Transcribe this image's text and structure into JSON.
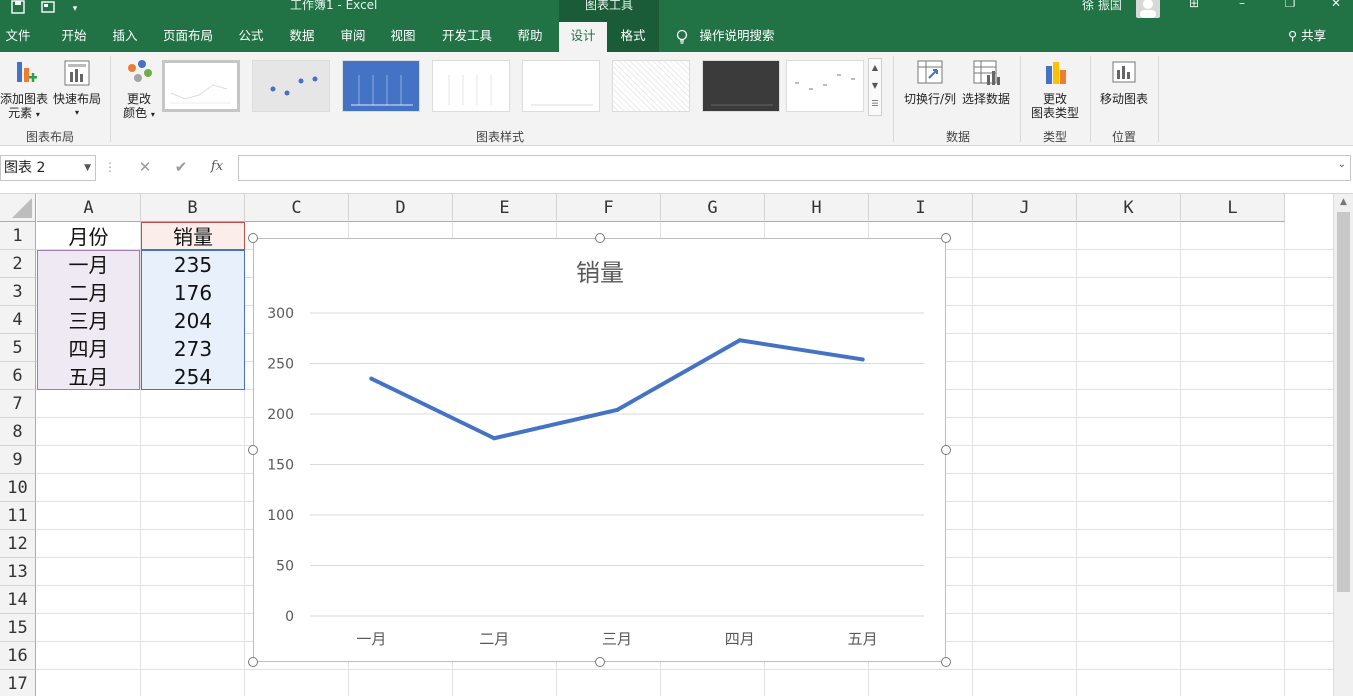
{
  "titlebar": {
    "doc_title": "工作簿1  -  Excel",
    "context_title": "图表工具",
    "user_name": "徐 振国",
    "quick_access": [
      "save-icon",
      "touch-mode-icon",
      "customize-icon"
    ]
  },
  "tabs": [
    {
      "label": "文件"
    },
    {
      "label": "开始"
    },
    {
      "label": "插入"
    },
    {
      "label": "页面布局"
    },
    {
      "label": "公式"
    },
    {
      "label": "数据"
    },
    {
      "label": "审阅"
    },
    {
      "label": "视图"
    },
    {
      "label": "开发工具"
    },
    {
      "label": "帮助"
    },
    {
      "label": "设计"
    },
    {
      "label": "格式"
    },
    {
      "label": "操作说明搜索"
    }
  ],
  "share_label": "共享",
  "ribbon": {
    "add_element": {
      "line1": "添加图表",
      "line2": "元素"
    },
    "quick_layout": "快速布局",
    "group_layout": "图表布局",
    "change_color": {
      "line1": "更改",
      "line2": "颜色"
    },
    "group_styles": "图表样式",
    "switch_row_col": "切换行/列",
    "select_data": "选择数据",
    "group_data": "数据",
    "change_type": {
      "line1": "更改",
      "line2": "图表类型"
    },
    "group_type": "类型",
    "move_chart": "移动图表",
    "group_location": "位置"
  },
  "formula_bar": {
    "name_box": "图表 2",
    "cancel": "✕",
    "enter": "✔",
    "fx": "fx",
    "value": ""
  },
  "columns": [
    "A",
    "B",
    "C",
    "D",
    "E",
    "F",
    "G",
    "H",
    "I",
    "J",
    "K",
    "L"
  ],
  "rows": [
    "1",
    "2",
    "3",
    "4",
    "5",
    "6",
    "7",
    "8",
    "9",
    "10",
    "11",
    "12",
    "13",
    "14",
    "15",
    "16",
    "17"
  ],
  "cells": {
    "A1": "月份",
    "B1": "销量",
    "A2": "一月",
    "B2": "235",
    "A3": "二月",
    "B3": "176",
    "A4": "三月",
    "B4": "204",
    "A5": "四月",
    "B5": "273",
    "A6": "五月",
    "B6": "254"
  },
  "colors": {
    "excel_green": "#217346",
    "series_line": "#4472c4",
    "month_range_fill": "#efe9f3",
    "sales_range_fill": "#e8f0fb"
  },
  "chart_data": {
    "type": "line",
    "title": "销量",
    "categories": [
      "一月",
      "二月",
      "三月",
      "四月",
      "五月"
    ],
    "series": [
      {
        "values": [
          235,
          176,
          204,
          273,
          254
        ]
      }
    ],
    "ylim": [
      0,
      300
    ],
    "yticks": [
      "300",
      "250",
      "200",
      "150",
      "100",
      "50",
      "0"
    ],
    "grid": true,
    "legend": "none"
  }
}
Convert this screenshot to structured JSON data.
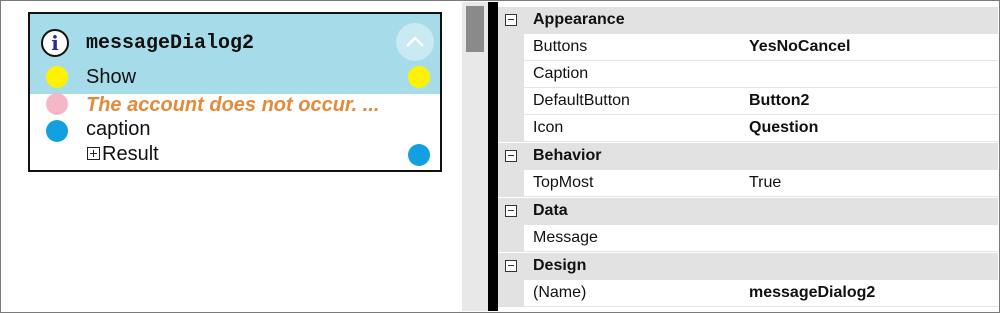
{
  "designer": {
    "node": {
      "icon": "info-icon",
      "title": "messageDialog2",
      "collapse_icon": "chevron-up-icon",
      "show_label": "Show",
      "message_text": "The account does not occur. ...",
      "caption_label": "caption",
      "result_label": "Result",
      "colors": {
        "header": "#a6dbe9",
        "trigger_port": "#fff200",
        "message_port": "#f7b6c8",
        "data_port": "#12a0e0",
        "message_text": "#e58a3a"
      }
    }
  },
  "properties": {
    "categories": [
      {
        "label": "Appearance",
        "items": [
          {
            "name": "Buttons",
            "value": "YesNoCancel"
          },
          {
            "name": "Caption",
            "value": ""
          },
          {
            "name": "DefaultButton",
            "value": "Button2"
          },
          {
            "name": "Icon",
            "value": "Question"
          }
        ]
      },
      {
        "label": "Behavior",
        "items": [
          {
            "name": "TopMost",
            "value": "True"
          }
        ]
      },
      {
        "label": "Data",
        "items": [
          {
            "name": "Message",
            "value": ""
          }
        ]
      },
      {
        "label": "Design",
        "items": [
          {
            "name": "(Name)",
            "value": "messageDialog2"
          }
        ]
      }
    ]
  }
}
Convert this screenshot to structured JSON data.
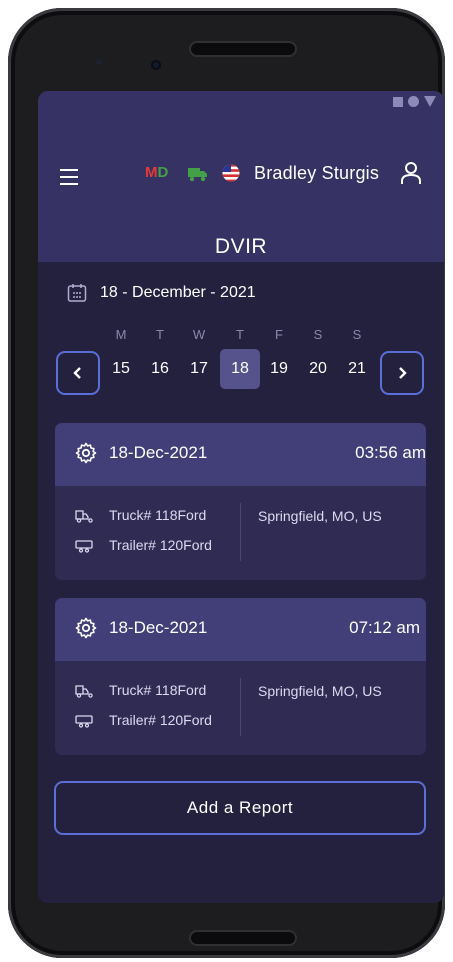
{
  "header": {
    "badge_m": "M",
    "badge_d": "D",
    "user_name": "Bradley Sturgis",
    "title": "DVIR"
  },
  "calendar": {
    "date_label": "18 - December - 2021",
    "days": [
      {
        "dow": "M",
        "num": "15"
      },
      {
        "dow": "T",
        "num": "16"
      },
      {
        "dow": "W",
        "num": "17"
      },
      {
        "dow": "T",
        "num": "18"
      },
      {
        "dow": "F",
        "num": "19"
      },
      {
        "dow": "S",
        "num": "20"
      },
      {
        "dow": "S",
        "num": "21"
      }
    ],
    "selected": "18"
  },
  "reports": [
    {
      "date": "18-Dec-2021",
      "time": "03:56 am",
      "truck": "Truck# 118Ford",
      "trailer": "Trailer# 120Ford",
      "location": "Springfield, MO, US"
    },
    {
      "date": "18-Dec-2021",
      "time": "07:12 am",
      "truck": "Truck# 118Ford",
      "trailer": "Trailer# 120Ford",
      "location": "Springfield, MO, US"
    }
  ],
  "actions": {
    "add_report": "Add a Report"
  },
  "colors": {
    "background": "#24213f",
    "header": "#363263",
    "card": "#2f2b52",
    "card_head": "#423e78",
    "accent": "#5a6fd6",
    "selected_day": "#55528c"
  },
  "icons": [
    "menu-icon",
    "truck-icon",
    "us-flag-icon",
    "user-icon",
    "calendar-icon",
    "chevron-left-icon",
    "chevron-right-icon",
    "gear-icon",
    "trailer-icon"
  ]
}
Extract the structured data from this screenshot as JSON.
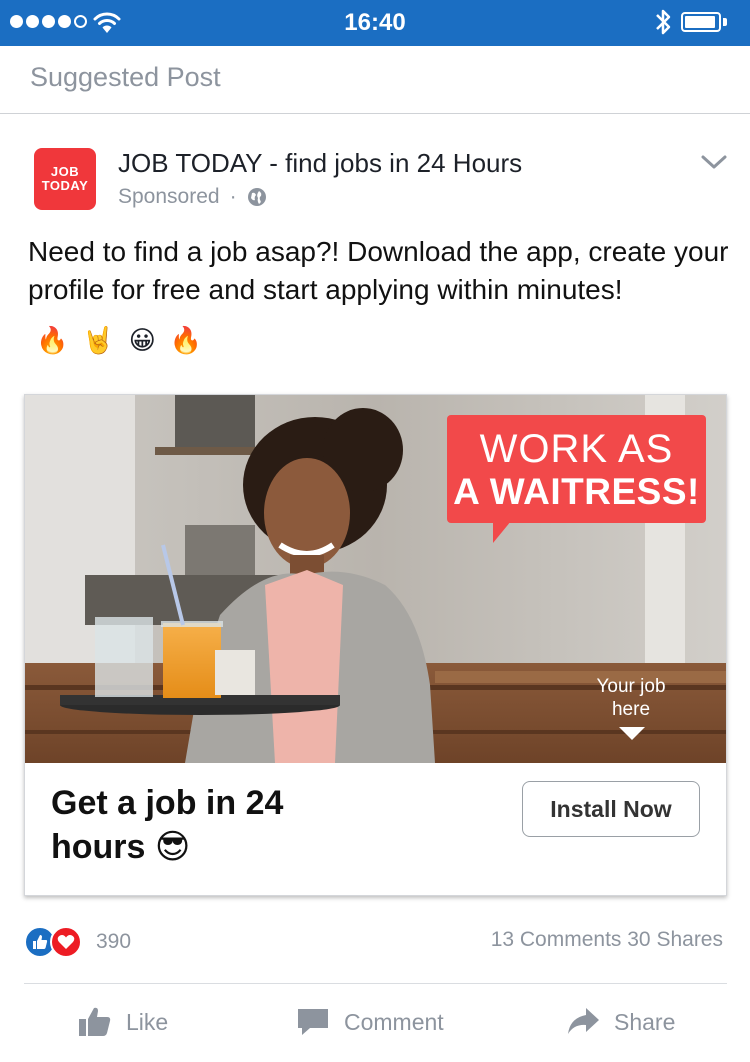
{
  "status_bar": {
    "time": "16:40"
  },
  "header": {
    "suggested_label": "Suggested Post"
  },
  "post": {
    "logo_line1": "JOB",
    "logo_line2": "TODAY",
    "page_name": "JOB TODAY - find jobs in 24 Hours",
    "sponsored": "Sponsored",
    "separator": "·",
    "text": "Need to find a job asap?! Download the app, create your profile for free and start applying within minutes!",
    "emojis": [
      "🔥",
      "🤘",
      "😀",
      "🔥"
    ]
  },
  "ad": {
    "bubble_line1": "WORK AS",
    "bubble_line2": "A WAITRESS!",
    "overlay_line1": "Your job",
    "overlay_line2": "here",
    "headline": "Get a job in 24 hours 😎",
    "cta_label": "Install Now"
  },
  "engagement": {
    "reaction_count": "390",
    "comments_shares": "13 Comments 30 Shares"
  },
  "actions": {
    "like": "Like",
    "comment": "Comment",
    "share": "Share"
  },
  "colors": {
    "status_bar": "#1b6ec2",
    "logo_red": "#f0373b",
    "bubble_red": "#f2494a",
    "meta_gray": "#8d949e"
  },
  "icons": [
    "wifi-icon",
    "bluetooth-icon",
    "battery-icon",
    "globe-icon",
    "chevron-down-icon",
    "like-reaction-icon",
    "love-reaction-icon",
    "thumbs-up-icon",
    "comment-icon",
    "share-icon"
  ]
}
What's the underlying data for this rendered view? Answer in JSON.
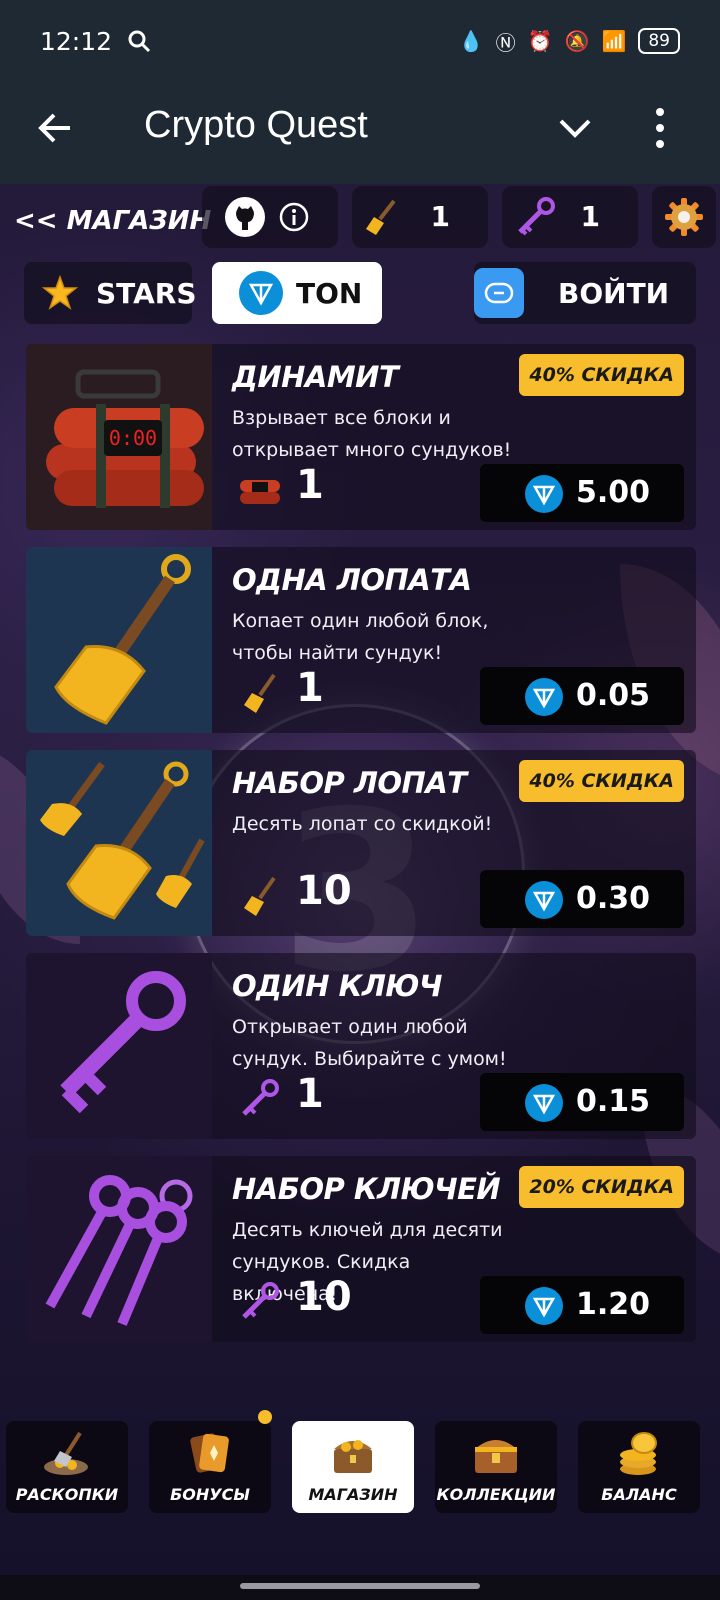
{
  "status": {
    "time": "12:12",
    "battery": "89"
  },
  "appbar": {
    "title": "Crypto Quest"
  },
  "top": {
    "shop_title": "<< МАГАЗИН",
    "shovels": "1",
    "keys": "1"
  },
  "tabs": {
    "stars": "STARS",
    "ton": "TON",
    "login": "ВОЙТИ"
  },
  "items": [
    {
      "name": "ДИНАМИТ",
      "desc": "Взрывает все блоки и открывает много сундуков!",
      "badge": "40% СКИДКА",
      "qty": "1",
      "price": "5.00"
    },
    {
      "name": "ОДНА ЛОПАТА",
      "desc": "Копает один любой блок, чтобы найти сундук!",
      "badge": "",
      "qty": "1",
      "price": "0.05"
    },
    {
      "name": "НАБОР ЛОПАТ",
      "desc": "Десять лопат со скидкой!",
      "badge": "40% СКИДКА",
      "qty": "10",
      "price": "0.30"
    },
    {
      "name": "ОДИН КЛЮЧ",
      "desc": "Открывает один любой сундук. Выбирайте с умом!",
      "badge": "",
      "qty": "1",
      "price": "0.15"
    },
    {
      "name": "НАБОР КЛЮЧЕЙ",
      "desc": "Десять ключей для десяти сундуков. Скидка включена!",
      "badge": "20% СКИДКА",
      "qty": "10",
      "price": "1.20"
    }
  ],
  "nav": [
    {
      "label": "РАСКОПКИ"
    },
    {
      "label": "БОНУСЫ"
    },
    {
      "label": "МАГАЗИН"
    },
    {
      "label": "КОЛЛЕКЦИИ"
    },
    {
      "label": "БАЛАНС"
    }
  ],
  "colors": {
    "accent_badge": "#f7bd2c",
    "ton_blue": "#0a8fd8",
    "active_tab": "#ffffff"
  },
  "icons": [
    "search-icon",
    "back-arrow-icon",
    "chevron-down-icon",
    "more-vert-icon",
    "github-icon",
    "info-icon",
    "shovel-icon",
    "key-icon",
    "gear-icon",
    "star-icon",
    "ton-icon",
    "wallet-icon",
    "dynamite-icon",
    "chest-icon",
    "cards-icon",
    "coins-icon"
  ]
}
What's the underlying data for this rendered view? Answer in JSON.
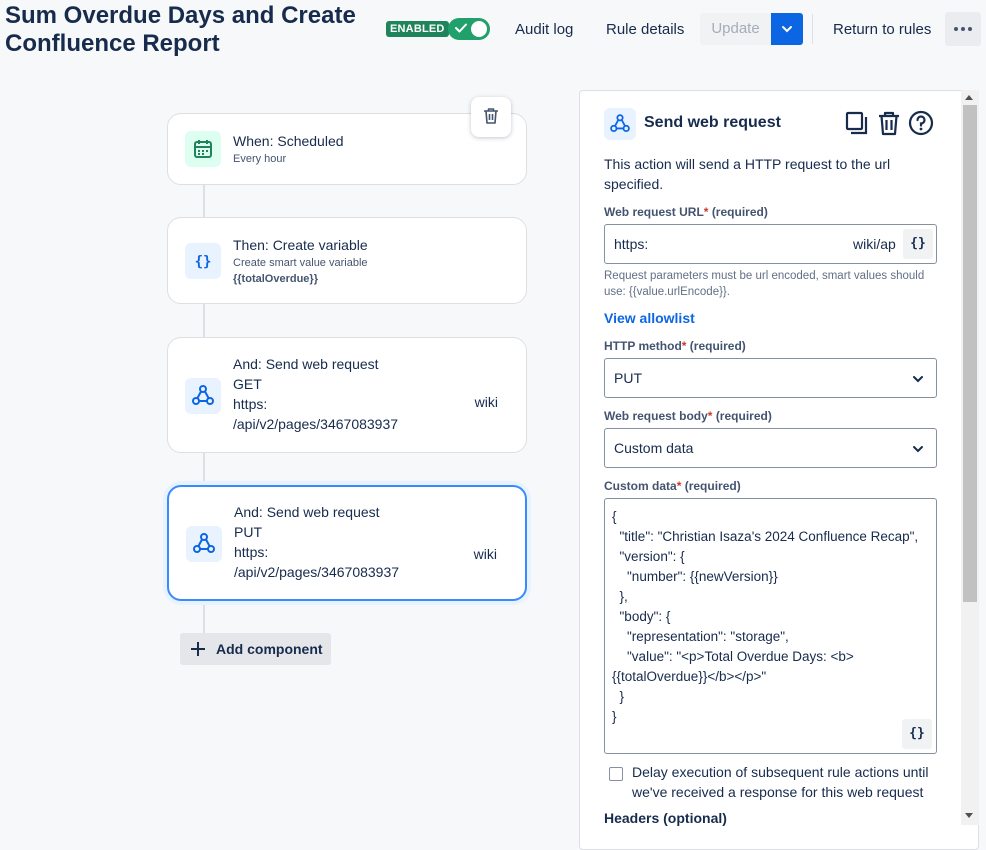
{
  "header": {
    "title": "Sum Overdue Days and Create Confluence Report",
    "status_badge": "ENABLED",
    "audit_log": "Audit log",
    "rule_details": "Rule details",
    "update": "Update",
    "return_to_rules": "Return to rules"
  },
  "flow": {
    "trigger": {
      "title": "When: Scheduled",
      "subtitle": "Every hour"
    },
    "create_variable": {
      "title": "Then: Create variable",
      "subtitle": "Create smart value variable",
      "variable": "{{totalOverdue}}"
    },
    "web_request_get": {
      "title": "And: Send web request",
      "method": "GET",
      "url_start": "https:",
      "url_end": "wiki",
      "path": "/api/v2/pages/3467083937"
    },
    "web_request_put": {
      "title": "And: Send web request",
      "method": "PUT",
      "url_start": "https:",
      "url_end": "wiki",
      "path": "/api/v2/pages/3467083937"
    },
    "add_component": "Add component"
  },
  "panel": {
    "title": "Send web request",
    "description": "This action will send a HTTP request to the url specified.",
    "url_field": {
      "label": "Web request URL",
      "required": "(required)",
      "value_start": "https:",
      "value_end": "wiki/ap"
    },
    "url_help": "Request parameters must be url encoded, smart values should use: {{value.urlEncode}}.",
    "view_allowlist": "View allowlist",
    "method_field": {
      "label": "HTTP method",
      "required": "(required)",
      "value": "PUT"
    },
    "body_field": {
      "label": "Web request body",
      "required": "(required)",
      "value": "Custom data"
    },
    "custom_data": {
      "label": "Custom data",
      "required": "(required)",
      "value": "{\n  \"title\": \"Christian Isaza's 2024 Confluence Recap\",\n  \"version\": {\n    \"number\": {{newVersion}}\n  },\n  \"body\": {\n    \"representation\": \"storage\",\n    \"value\": \"<p>Total Overdue Days: <b>\n{{totalOverdue}}</b></p>\"\n  }\n}"
    },
    "smart_value_button": "{}",
    "delay_checkbox": {
      "label": "Delay execution of subsequent rule actions until we've received a response for this web request",
      "checked": false
    },
    "headers_label": "Headers (optional)"
  },
  "colors": {
    "accent": "#0c66e4",
    "enabled_green": "#1f845a",
    "selected_border": "#388bff",
    "required_star": "#c9372c"
  }
}
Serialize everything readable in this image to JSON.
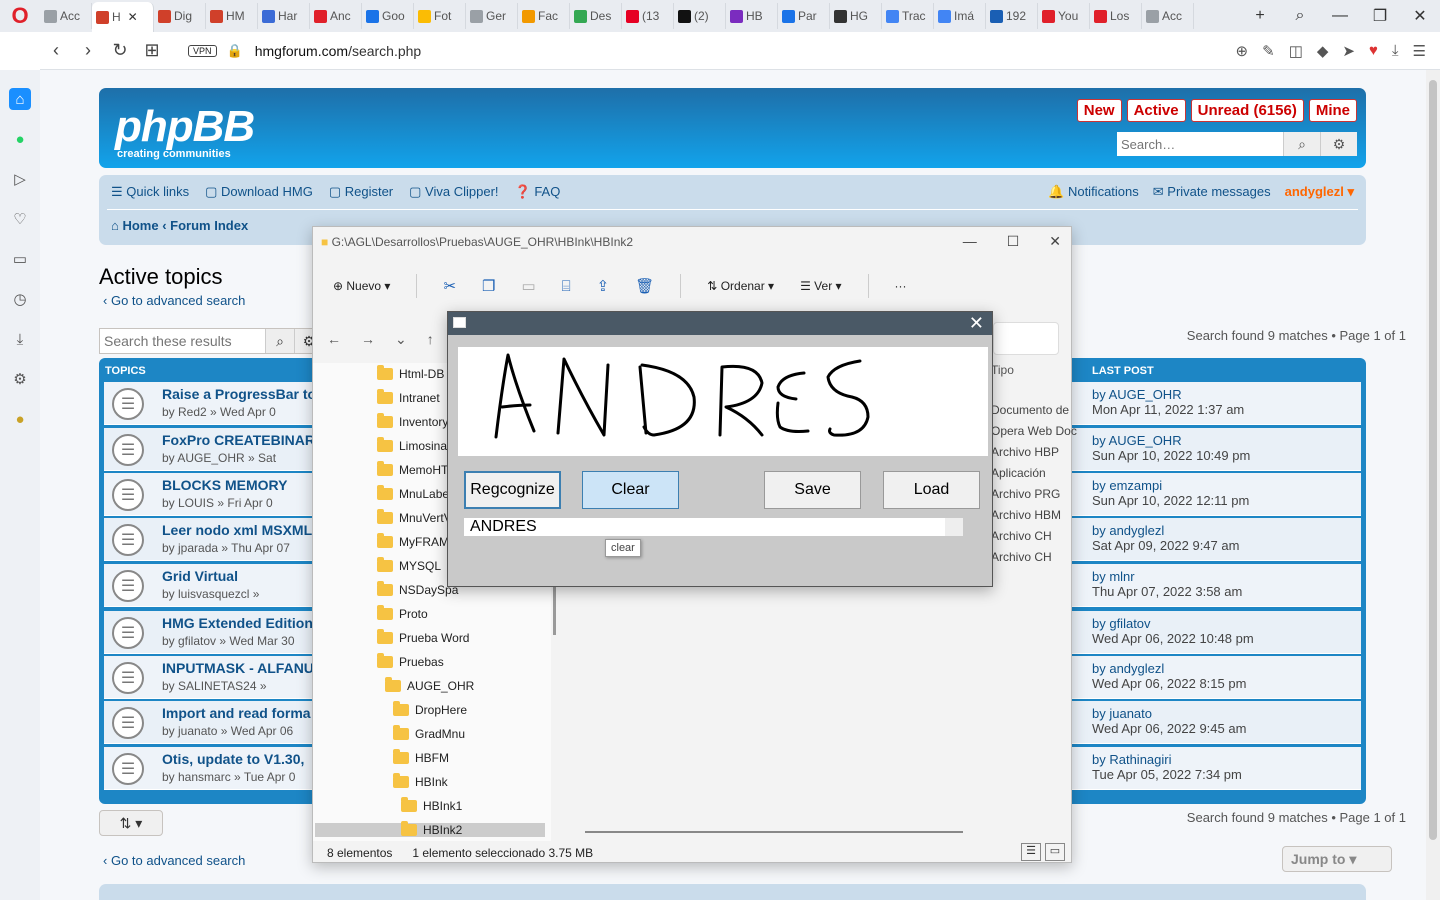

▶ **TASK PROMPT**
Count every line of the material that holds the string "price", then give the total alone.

▶ **TASK SOLUTION**
5